After surgery, the patient needs to remain in the hospital overnight in order to make sure that microdiscectomy recovery is underway. If everything is going well, the patient is released in the morning and is able to return to normal life right away. Studies indicate that resuming normal movement immediately does not adversely affect the patient’s chances of recovery. Despite this, there are some doctors who recommend that a patient not twist or bend for six weeks following the surgery. Patients may also be advised not to lift heavy objects for this same six week period.
Patients that do not show any complications following surgery can be assumed to be completely healed after about six weeks. It is likely, however, that the patient will feel better within a few days. For 90% to 95% of patients, microdiscectomy recovery is permanent. Occasionally, however, the affected disc may rupture again, which can require an additional surgery. A disc that has ruptured twice has a higher risk of rupturing again in the future.
Microdiscectomy is a surgical procedure used to repair a herniated disc in the spine. The surgery involves the removal of herniated material that causes pain and discomfort by pressing against a nerve or the spinal cord. Microdiscectomy involves a small incision and a microscope that is used to view the surgical process. Microdiscectomy recovery is quicker than recovery from a standard discectomy procedure because it does not cause as much trauma to the patient.
In most cases of a herniated disc, a doctor will wait and see if the condition improves on its own. The patient will usually show improvement in six to 12 weeks. After this period of time, it is unlikely that the condition will correct itself, and a doctor may recommend surgery.

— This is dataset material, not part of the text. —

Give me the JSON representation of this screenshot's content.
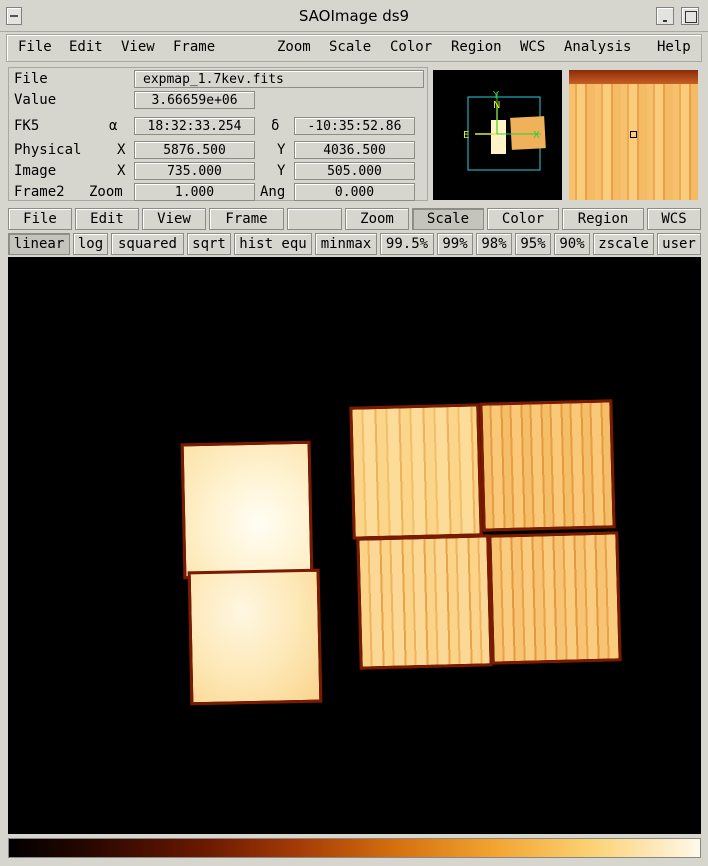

Performing surgery on an injury that is older than three to six months may decrease the effectiveness of the surgery, so doctors will usually choose to act quickly once they decide that the condition will not improve on its own.